MINNEAPOLIS — The passion for the Twins does not fluctuate as wildly in the baseball strongholds of outstate Minnesota as it does in the metropolitan area. That said, it is easier even for those loyalists when the ballclub is playing much better than anticipated.
Thus, Don Betzen of Granite Falls hung in there for 17 innings to watch the Twins defeat Boston 4-3 on the night of June 18 that turned to early morning at Target Field. And he was watching again on June 27, when a 57-minute rain delay preceded 18 innings and a 5-2 victory for Tampa Bay, also at Target Field.
The Twins-Red Sox game lasted 5 hours, 45 minutes, and the Twins and Rays went 5:42. Numbers of pitchers: Red Sox 9, Rays 9, Twins 9 and 10, for a total of 37 in two games.
This sent Betzen scurrying to a scrapbook kept at home to refresh himself on the 17-inning game that Granite Falls played against Norwood in the 1963 state Class B tournament.
There were two pitchers in that game — Betzen for Granite Falls and Bert McCarthy for Norwood. Granite scored in the eighth, Norwood tied it in the top of the ninth, and then Mike Halvorson singled home the doubling Merland Buchholz in the bottom of the 17th.
Betzen sent along a clipping of Granite Falls’ 2-1 victory and also made note of the time of the game: 3 hours, 30 minutes for 17 innings.
I’m guessing there weren’t a lot of TV-ordered breaks after half-innings that stretched to three minutes that night in St. Cloud. And there might not have been concern that the major league futures of Betzen and McCarthy could be in jeopardy.
That doesn’t change the opinion that 3?½ hours for nine innings now being the routine and the incessant march of relievers have added significant damage to baseball’s standing in the entertainment market.
I’m not whining about complete games being more endangered than sea turtles. Johan Santana cured me of that with his seven- or eight-inning efforts of magnificence for the Twins from 2004 to 2006. The march of relievers, though — that gives me acid reflex.
There are things that I miss more than a complete game:
The hard bouncer up the middle for a hit rather than an out. (Note: I don’t miss that one as much as Joe Mauer did over his last half-dozen seasons.)
Home runs that mean something (rather than everything). The base stealer (Rickey, you were the greatest). The lefthanded threat lurking in the dugout (Minch in a Pinch — Don Mincher).
And here’s what is missed the most: The Pennant Race.
This was a thing of purity in the first eight seasons of the Twins’ existence. Ten teams, finish first, go to the World Series. Finish second or third, anywhere close, and a player telling a story from the seasons of 1961 through 1968, would still today precede it with:

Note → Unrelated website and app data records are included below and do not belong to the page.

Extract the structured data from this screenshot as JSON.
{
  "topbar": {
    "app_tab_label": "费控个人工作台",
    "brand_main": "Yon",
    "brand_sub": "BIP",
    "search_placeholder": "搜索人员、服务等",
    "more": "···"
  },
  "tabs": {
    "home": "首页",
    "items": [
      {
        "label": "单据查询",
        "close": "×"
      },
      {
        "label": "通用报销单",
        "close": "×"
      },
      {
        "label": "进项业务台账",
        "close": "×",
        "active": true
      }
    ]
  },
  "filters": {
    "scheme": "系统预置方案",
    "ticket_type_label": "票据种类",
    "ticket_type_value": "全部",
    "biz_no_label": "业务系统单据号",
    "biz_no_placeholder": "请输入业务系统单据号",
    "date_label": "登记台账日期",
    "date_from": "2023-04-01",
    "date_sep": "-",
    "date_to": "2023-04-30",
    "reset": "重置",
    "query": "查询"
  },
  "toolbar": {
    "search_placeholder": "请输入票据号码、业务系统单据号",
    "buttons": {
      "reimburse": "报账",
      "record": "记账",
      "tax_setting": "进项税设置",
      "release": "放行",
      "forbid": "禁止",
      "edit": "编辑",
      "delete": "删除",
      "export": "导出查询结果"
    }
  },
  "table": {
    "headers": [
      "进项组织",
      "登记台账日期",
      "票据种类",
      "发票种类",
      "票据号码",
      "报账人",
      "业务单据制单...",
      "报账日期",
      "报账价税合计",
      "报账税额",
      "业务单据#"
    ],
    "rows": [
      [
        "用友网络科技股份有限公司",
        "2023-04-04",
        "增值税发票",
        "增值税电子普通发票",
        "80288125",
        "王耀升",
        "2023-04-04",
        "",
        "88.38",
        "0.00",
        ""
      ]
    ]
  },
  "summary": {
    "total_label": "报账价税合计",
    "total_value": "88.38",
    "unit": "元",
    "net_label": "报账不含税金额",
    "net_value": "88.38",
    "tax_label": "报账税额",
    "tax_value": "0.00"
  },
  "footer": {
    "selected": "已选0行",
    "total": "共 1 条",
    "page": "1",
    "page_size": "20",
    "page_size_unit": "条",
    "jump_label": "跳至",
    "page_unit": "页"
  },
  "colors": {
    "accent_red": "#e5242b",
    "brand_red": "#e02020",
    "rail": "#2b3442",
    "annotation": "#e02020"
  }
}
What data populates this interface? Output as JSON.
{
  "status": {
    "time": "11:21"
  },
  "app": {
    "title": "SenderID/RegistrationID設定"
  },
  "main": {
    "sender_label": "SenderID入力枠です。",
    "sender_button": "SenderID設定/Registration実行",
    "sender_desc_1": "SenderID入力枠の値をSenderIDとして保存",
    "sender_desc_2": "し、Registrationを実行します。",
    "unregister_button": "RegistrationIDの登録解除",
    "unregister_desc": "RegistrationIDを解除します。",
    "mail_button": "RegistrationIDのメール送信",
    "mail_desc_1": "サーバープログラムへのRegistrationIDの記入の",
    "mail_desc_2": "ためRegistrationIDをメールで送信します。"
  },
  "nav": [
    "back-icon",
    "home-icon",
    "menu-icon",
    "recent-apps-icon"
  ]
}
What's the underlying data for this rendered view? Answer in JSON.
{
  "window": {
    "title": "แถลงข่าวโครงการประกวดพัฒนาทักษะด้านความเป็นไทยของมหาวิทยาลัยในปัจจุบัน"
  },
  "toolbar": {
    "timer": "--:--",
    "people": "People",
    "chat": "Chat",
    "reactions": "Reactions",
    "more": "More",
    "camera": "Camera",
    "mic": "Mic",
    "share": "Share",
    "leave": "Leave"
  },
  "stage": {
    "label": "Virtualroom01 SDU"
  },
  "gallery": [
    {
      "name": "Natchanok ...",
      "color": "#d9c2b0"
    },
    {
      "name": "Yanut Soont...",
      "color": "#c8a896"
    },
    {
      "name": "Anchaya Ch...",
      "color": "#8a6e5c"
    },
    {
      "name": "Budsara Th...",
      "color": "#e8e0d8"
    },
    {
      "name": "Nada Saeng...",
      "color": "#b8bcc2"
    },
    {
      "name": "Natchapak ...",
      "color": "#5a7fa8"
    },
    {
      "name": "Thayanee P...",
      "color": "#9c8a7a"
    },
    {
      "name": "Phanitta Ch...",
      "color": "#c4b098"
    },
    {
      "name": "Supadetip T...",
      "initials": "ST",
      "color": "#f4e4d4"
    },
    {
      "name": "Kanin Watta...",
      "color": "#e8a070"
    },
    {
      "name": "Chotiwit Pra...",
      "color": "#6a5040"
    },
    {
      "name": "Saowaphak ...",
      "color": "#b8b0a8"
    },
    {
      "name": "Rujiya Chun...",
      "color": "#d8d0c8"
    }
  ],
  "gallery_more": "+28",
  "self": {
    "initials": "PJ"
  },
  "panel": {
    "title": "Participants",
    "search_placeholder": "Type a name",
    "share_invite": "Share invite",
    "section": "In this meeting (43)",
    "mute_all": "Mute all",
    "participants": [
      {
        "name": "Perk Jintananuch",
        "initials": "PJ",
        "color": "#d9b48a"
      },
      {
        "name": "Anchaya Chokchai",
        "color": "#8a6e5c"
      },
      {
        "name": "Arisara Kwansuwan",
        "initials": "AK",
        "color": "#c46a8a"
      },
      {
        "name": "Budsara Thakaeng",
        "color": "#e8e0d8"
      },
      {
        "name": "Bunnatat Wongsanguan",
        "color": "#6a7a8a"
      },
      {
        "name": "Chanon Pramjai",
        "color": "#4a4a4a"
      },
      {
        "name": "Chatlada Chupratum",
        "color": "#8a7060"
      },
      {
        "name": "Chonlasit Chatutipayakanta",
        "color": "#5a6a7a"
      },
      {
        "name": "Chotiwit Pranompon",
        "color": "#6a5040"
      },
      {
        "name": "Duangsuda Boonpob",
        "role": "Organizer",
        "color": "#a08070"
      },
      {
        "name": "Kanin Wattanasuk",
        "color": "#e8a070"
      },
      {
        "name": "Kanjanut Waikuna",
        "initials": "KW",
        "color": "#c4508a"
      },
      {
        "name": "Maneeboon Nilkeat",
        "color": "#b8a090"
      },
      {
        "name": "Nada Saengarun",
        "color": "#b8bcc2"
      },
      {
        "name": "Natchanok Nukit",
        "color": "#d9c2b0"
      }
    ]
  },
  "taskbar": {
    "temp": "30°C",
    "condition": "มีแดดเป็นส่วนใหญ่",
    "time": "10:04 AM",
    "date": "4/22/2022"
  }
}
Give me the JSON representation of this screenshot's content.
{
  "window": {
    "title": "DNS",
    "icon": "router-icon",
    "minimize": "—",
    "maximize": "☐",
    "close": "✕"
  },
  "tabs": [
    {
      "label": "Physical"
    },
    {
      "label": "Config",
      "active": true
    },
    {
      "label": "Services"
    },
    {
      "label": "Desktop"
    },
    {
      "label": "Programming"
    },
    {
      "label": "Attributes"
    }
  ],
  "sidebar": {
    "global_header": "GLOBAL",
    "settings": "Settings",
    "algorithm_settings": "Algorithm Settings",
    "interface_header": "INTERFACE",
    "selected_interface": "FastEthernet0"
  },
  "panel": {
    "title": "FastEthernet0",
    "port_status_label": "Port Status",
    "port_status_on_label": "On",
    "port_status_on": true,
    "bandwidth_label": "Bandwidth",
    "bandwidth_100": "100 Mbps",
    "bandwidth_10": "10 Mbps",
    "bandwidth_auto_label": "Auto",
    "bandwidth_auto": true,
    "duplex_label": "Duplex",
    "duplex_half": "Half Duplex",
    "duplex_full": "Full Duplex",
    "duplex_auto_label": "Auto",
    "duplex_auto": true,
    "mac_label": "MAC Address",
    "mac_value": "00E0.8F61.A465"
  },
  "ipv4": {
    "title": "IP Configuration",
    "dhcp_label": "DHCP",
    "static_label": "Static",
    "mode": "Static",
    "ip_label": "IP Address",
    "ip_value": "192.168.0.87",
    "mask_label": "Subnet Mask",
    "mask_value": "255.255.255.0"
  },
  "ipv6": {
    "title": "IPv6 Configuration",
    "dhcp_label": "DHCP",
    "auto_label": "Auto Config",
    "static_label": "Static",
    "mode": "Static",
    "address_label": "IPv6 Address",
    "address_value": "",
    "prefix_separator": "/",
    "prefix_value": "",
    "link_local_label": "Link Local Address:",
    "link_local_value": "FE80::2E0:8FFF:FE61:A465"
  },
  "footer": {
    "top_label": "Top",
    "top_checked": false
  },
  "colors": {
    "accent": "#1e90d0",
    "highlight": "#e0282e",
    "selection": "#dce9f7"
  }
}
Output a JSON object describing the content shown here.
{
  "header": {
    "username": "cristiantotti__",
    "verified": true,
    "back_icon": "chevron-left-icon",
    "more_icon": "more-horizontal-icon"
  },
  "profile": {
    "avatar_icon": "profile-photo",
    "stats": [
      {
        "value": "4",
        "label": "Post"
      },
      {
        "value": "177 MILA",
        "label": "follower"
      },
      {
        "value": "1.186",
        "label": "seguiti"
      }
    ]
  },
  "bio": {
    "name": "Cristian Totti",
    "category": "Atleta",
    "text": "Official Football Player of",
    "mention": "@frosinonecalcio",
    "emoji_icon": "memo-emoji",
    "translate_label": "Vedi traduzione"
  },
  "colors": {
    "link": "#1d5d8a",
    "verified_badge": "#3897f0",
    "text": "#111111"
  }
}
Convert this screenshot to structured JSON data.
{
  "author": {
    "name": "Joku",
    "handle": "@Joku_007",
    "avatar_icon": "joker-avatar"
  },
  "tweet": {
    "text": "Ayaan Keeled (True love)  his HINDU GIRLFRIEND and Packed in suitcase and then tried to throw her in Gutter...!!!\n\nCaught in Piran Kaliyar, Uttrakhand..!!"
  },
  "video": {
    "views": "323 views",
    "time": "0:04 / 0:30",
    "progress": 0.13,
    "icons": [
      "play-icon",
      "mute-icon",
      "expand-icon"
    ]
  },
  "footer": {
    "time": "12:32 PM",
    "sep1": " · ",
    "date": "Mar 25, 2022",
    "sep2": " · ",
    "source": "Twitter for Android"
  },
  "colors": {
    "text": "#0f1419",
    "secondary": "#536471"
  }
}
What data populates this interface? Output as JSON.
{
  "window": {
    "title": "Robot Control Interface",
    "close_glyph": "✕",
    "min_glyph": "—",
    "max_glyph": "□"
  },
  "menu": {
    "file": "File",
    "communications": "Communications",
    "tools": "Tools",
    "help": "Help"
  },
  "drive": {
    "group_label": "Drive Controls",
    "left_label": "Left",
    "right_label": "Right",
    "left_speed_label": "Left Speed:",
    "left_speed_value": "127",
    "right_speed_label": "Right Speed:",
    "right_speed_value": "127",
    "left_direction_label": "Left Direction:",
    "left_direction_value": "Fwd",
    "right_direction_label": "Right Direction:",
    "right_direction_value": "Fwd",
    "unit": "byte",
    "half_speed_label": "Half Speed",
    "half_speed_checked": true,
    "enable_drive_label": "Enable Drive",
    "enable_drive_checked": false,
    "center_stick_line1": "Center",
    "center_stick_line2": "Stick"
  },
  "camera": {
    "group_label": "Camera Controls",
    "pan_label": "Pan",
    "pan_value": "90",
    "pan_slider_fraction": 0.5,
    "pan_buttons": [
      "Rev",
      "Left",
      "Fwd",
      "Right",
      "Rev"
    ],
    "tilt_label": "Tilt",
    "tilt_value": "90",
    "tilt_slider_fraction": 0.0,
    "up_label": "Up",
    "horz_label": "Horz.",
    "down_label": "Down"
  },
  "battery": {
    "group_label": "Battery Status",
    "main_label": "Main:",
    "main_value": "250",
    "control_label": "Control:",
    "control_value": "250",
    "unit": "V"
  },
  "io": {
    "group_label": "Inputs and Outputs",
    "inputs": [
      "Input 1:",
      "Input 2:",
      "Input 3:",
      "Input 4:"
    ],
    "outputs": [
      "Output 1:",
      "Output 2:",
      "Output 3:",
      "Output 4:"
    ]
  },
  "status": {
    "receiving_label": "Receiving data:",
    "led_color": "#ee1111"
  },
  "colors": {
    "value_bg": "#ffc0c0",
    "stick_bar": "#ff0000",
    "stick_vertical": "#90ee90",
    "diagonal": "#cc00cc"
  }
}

“We were in the Race that year.”
The Race. Cap R.
In 1969, a second round of expansion arrived, and the American and National leagues were divided into six-team divisions, and you could still call it a division race, although with a small r.
The Twins won the AL West in 1969 and 1970 — nine in front both times. Not much of a race, or a payoff, as they were swept 3-0 by Baltimore in the first two ALCS.
It all changed in 1995. It was supposed to be 1994, but the strike that started Aug. 12 ruined the rest of that season — not to mention the future of baseball in Montreal.
The playoff field was now doubled: three division champs and a wild card in each league. It’s now five per league, with the addition of the second wild card in 2012.
I get it. You need more postseason chances to keep ticket buyers and TV viewers engaged. Look at the current National League mess for the second wild card and there’s the case of it.
I’m not whining. I’m just telling you that the Twins starting a three-game series in Cleveland on Friday night with a narrowing lead would have had the heart pumpin’ and corpuscles jumpin’ if it were another time, against another team, and not with the fallback position, “Well, there’s still the wild card.”
The All-Star Game is passed, the heat of summer is here, and we’ve traded Pennant Race for wild-card race in baseball lexicon. It’s a trade that had to be made to serve the modern sports consumer, and it’s also a bad one for those of us lucky enough to have twisted our way through 1967.
The Great Race. You can look it up.